Benchmarks: this is what the GTX 1660 achieves
Since we didn’t receive a sample of the GTX 1660 for the launch, we rely on benchmarks of our colleagues from Hardwareluxx. The detailed results can be found in their report.
The benchmarks already show what has become apparent in the technical data. The GTX 1660 is the actual successor of the GTX 1060 and competes against the RX 580 or RX 590 from AMD. The Turing graphics card leaves the RX 580 and its own predecessor loose in the game. The performance is between 5 and 15 percent higher than that of the two main competitors.
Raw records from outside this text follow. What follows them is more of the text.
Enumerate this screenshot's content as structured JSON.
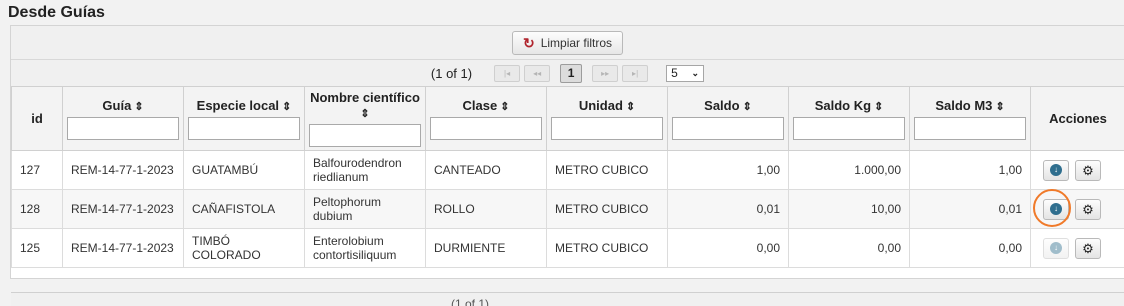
{
  "panel": {
    "title": "Desde Guías"
  },
  "toolbar": {
    "clear_filters_label": "Limpiar filtros",
    "clear_icon": "refresh-icon"
  },
  "paginator": {
    "report": "(1 of 1)",
    "current_page": "1",
    "rows_per_page": "5",
    "first_label": "|◂",
    "prev_label": "◂◂",
    "next_label": "▸▸",
    "last_label": "▸|"
  },
  "columns": [
    {
      "id": "id",
      "label": "id",
      "sortable": false,
      "filter": false
    },
    {
      "id": "guia",
      "label": "Guía",
      "sortable": true,
      "filter": true
    },
    {
      "id": "especie",
      "label": "Especie local",
      "sortable": true,
      "filter": true
    },
    {
      "id": "nombre",
      "label": "Nombre científico",
      "sortable": true,
      "filter": true
    },
    {
      "id": "clase",
      "label": "Clase",
      "sortable": true,
      "filter": true
    },
    {
      "id": "unidad",
      "label": "Unidad",
      "sortable": true,
      "filter": true
    },
    {
      "id": "saldo",
      "label": "Saldo",
      "sortable": true,
      "filter": true
    },
    {
      "id": "saldo_kg",
      "label": "Saldo Kg",
      "sortable": true,
      "filter": true
    },
    {
      "id": "saldo_m3",
      "label": "Saldo M3",
      "sortable": true,
      "filter": true
    },
    {
      "id": "acciones",
      "label": "Acciones",
      "sortable": false,
      "filter": false
    }
  ],
  "rows": [
    {
      "id": "127",
      "guia": "REM-14-77-1-2023",
      "especie": "GUATAMBÚ",
      "nombre": "Balfourodendron riedlianum",
      "clase": "CANTEADO",
      "unidad": "METRO CUBICO",
      "saldo": "1,00",
      "saldo_kg": "1.000,00",
      "saldo_m3": "1,00",
      "download_enabled": true
    },
    {
      "id": "128",
      "guia": "REM-14-77-1-2023",
      "especie": "CAÑAFISTOLA",
      "nombre": "Peltophorum dubium",
      "clase": "ROLLO",
      "unidad": "METRO CUBICO",
      "saldo": "0,01",
      "saldo_kg": "10,00",
      "saldo_m3": "0,01",
      "download_enabled": true
    },
    {
      "id": "125",
      "guia": "REM-14-77-1-2023",
      "especie": "TIMBÓ COLORADO",
      "nombre": "Enterolobium contortisiliquum",
      "clase": "DURMIENTE",
      "unidad": "METRO CUBICO",
      "saldo": "0,00",
      "saldo_kg": "0,00",
      "saldo_m3": "0,00",
      "download_enabled": false
    }
  ],
  "icons": {
    "download": "arrow-down-circle-icon",
    "settings": "gear-icon"
  },
  "colors": {
    "highlight": "#f07a2a",
    "download_icon": "#2f6e8e",
    "refresh_icon": "#b0242d"
  }
}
The GTX 1660 is therefore mainly a match for the RX 590. In benchmarks of the games, it is slightly inferior to the RX 590 in Project Cars 2, Star Wars: Battlefront II and Destiny 2. The RX 590 is clearly beaten in Battlefield V (12 percent slower) and Wolfenstein II: The New Colossus (13 percent slower, 8 percent slower than the RX 580). The two cards in Call of Duty: WWII are on the same level. The GTX 1660 Ti is slightly faster in Far Cry 5 (3 percent) and Kingdom Come: Deliverance (1 percent), while the RX 590 is 17 percent faster in Assassin’s Creed: Origins, 14 percent faster in Final Fantasy XV and 13 percent faster in Shadow of the Tomb Raider. However, the RX 590 can clearly catch up in WQHD, which is probably not least due to the memory. However, the variance is very large.
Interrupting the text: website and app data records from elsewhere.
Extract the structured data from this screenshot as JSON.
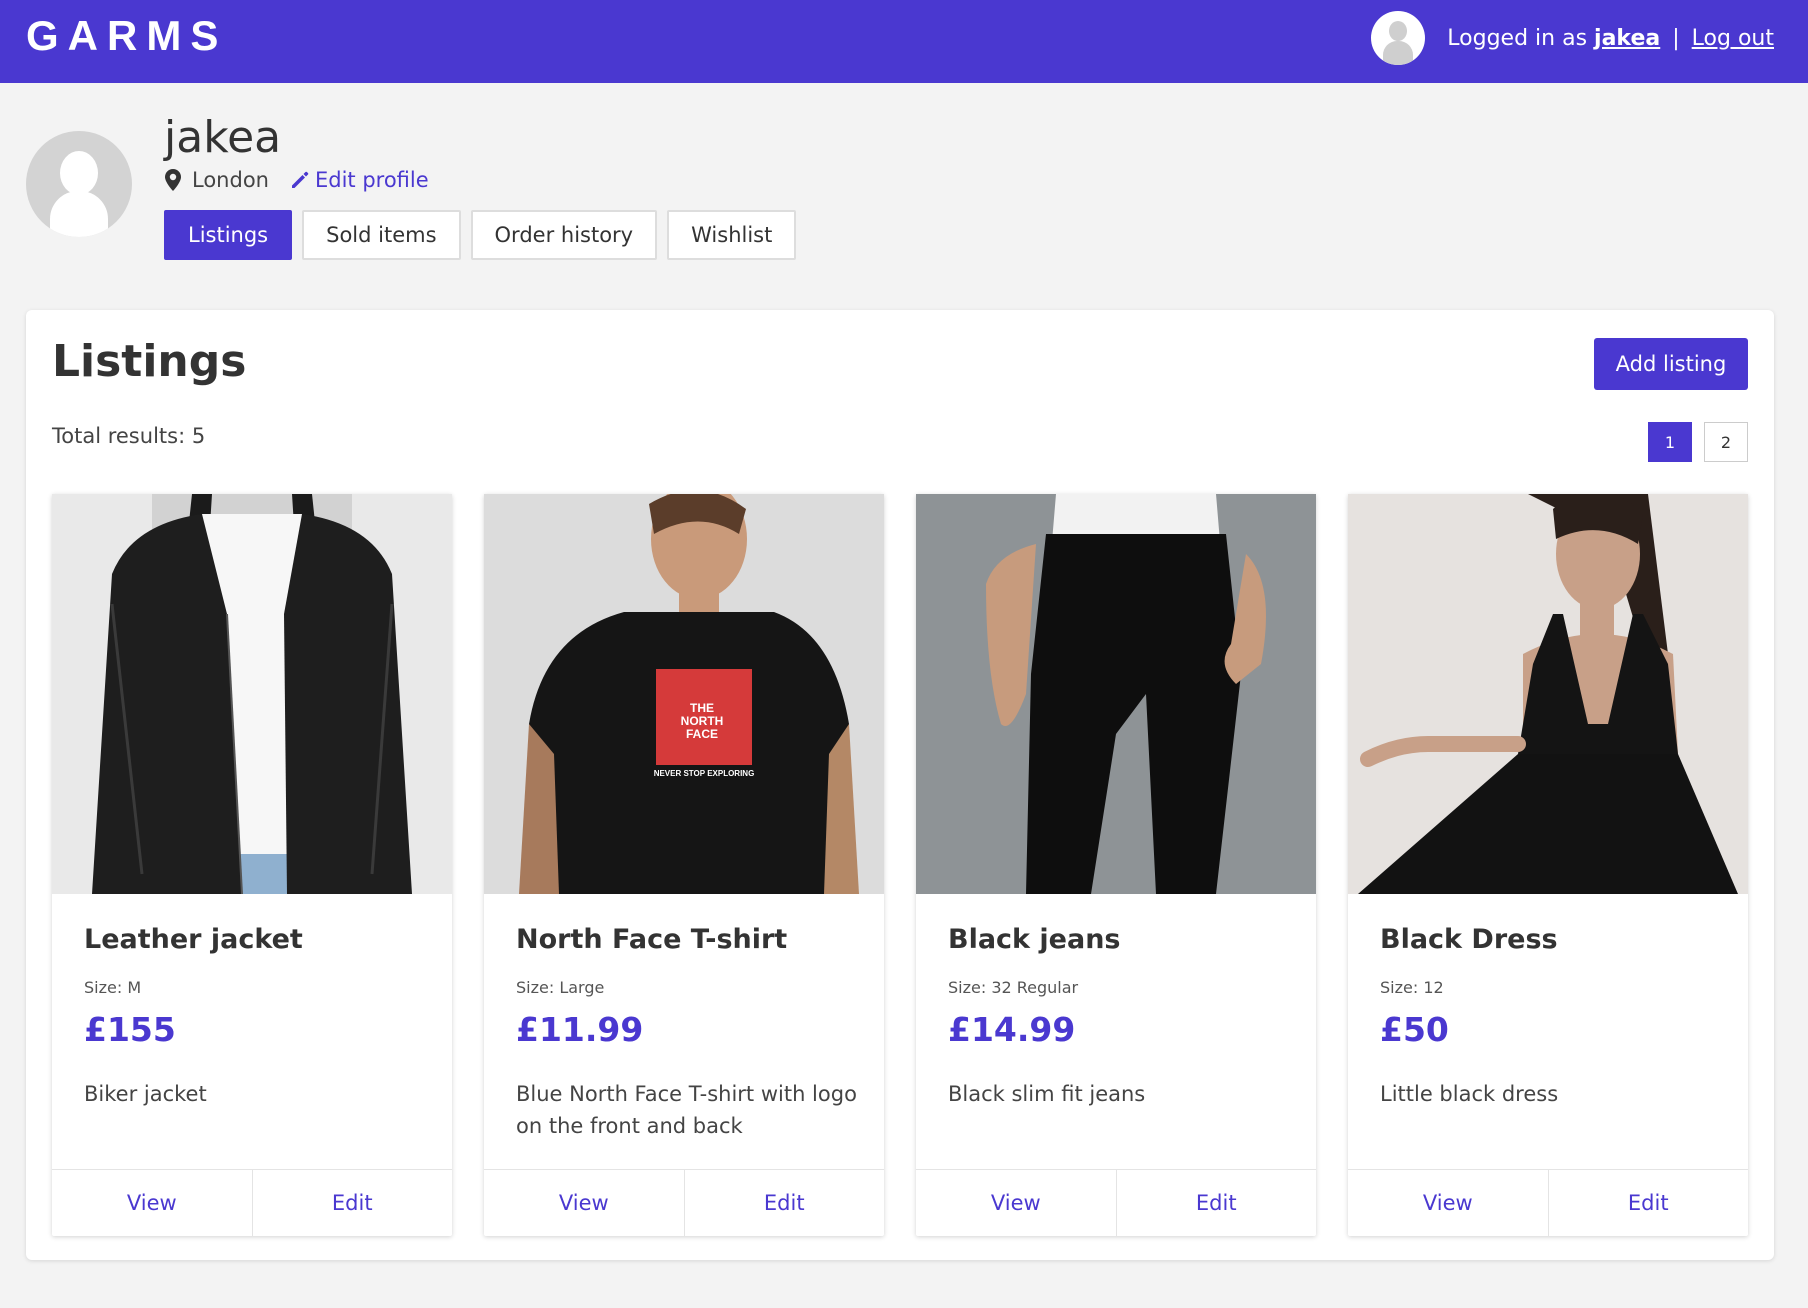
{
  "brand": {
    "logo": "GARMS",
    "accent": "#4a38d0"
  },
  "header": {
    "logged_in_prefix": "Logged in as",
    "username": "jakea",
    "separator": "|",
    "logout_label": "Log out"
  },
  "profile": {
    "username": "jakea",
    "location": "London",
    "edit_label": "Edit profile",
    "tabs": [
      {
        "label": "Listings",
        "active": true
      },
      {
        "label": "Sold items",
        "active": false
      },
      {
        "label": "Order history",
        "active": false
      },
      {
        "label": "Wishlist",
        "active": false
      }
    ]
  },
  "listings": {
    "title": "Listings",
    "add_label": "Add listing",
    "total_text": "Total results: 5",
    "pages": [
      "1",
      "2"
    ],
    "current_page": "1",
    "items": [
      {
        "title": "Leather jacket",
        "size": "Size: M",
        "price": "£155",
        "description": "Biker jacket",
        "view_label": "View",
        "edit_label": "Edit",
        "image": "leather-jacket-photo"
      },
      {
        "title": "North Face T-shirt",
        "size": "Size: Large",
        "price": "£11.99",
        "description": "Blue North Face T-shirt with logo on the front and back",
        "view_label": "View",
        "edit_label": "Edit",
        "image": "north-face-tshirt-photo",
        "logo_lines": [
          "THE",
          "NORTH",
          "FACE"
        ],
        "tagline": "NEVER STOP EXPLORING"
      },
      {
        "title": "Black jeans",
        "size": "Size: 32 Regular",
        "price": "£14.99",
        "description": "Black slim fit jeans",
        "view_label": "View",
        "edit_label": "Edit",
        "image": "black-jeans-photo"
      },
      {
        "title": "Black Dress",
        "size": "Size: 12",
        "price": "£50",
        "description": "Little black dress",
        "view_label": "View",
        "edit_label": "Edit",
        "image": "black-dress-photo"
      }
    ]
  }
}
The GTX 1660 consumes significantly less power and stays cool
However, there are big differences to the RX 590 in terms of power consumption. Like the GTX 1660 Ti, the GTX 1660 is also very economical. Thus, under gaming load it consumes 131 watts, significantly less than the RX 590 with 200 watts. However, it also needs a little more power than the GTX 1060, which only needs 105 watts. Those who value efficiency will be much better off with the GTX 1660 than with the RX 590. The same can also be seen in the temperature. The EVGA GeForce GTX 1660 XC Ultra tested by Hardwareluxx is significantly cooler under load at 59 degrees Celsius than the RX 590 at 66 degrees Celsius. The Asus ROG Strix GeForce GTX 1660 Ti performs similarly well.
Conclusion: Bad times for the RX 590
With the GTX 1660 Nvidia has finally served the true middle class. However, the performance plus compared to the actual predecessor GTX 1060 is somewhat modest. Of course, the newer Turing graphics card is clearly superior to the Pascal GPU between 5 and 15 percent, but nothing has changed in price. The Nvidia MSRP is at $199, which the retailers will probably undercut in the coming weeks. The GTX 1660 Ti impresses with a GTX 1070 level and a significantly lower price. The GTX 1660 is certainly not a reason for owners of the GTX 1060 6 GB or an RX 580/590 to upgrade.
However, those who do not upgrade in this price category, but look around in general, have a solid partner in the Turing middle class. With significantly lower power consumption and possibly soon a better price than AMD’s RX 590, Nvidia has an easy game here. The cheapest GTX 1660 currently costs $224.99.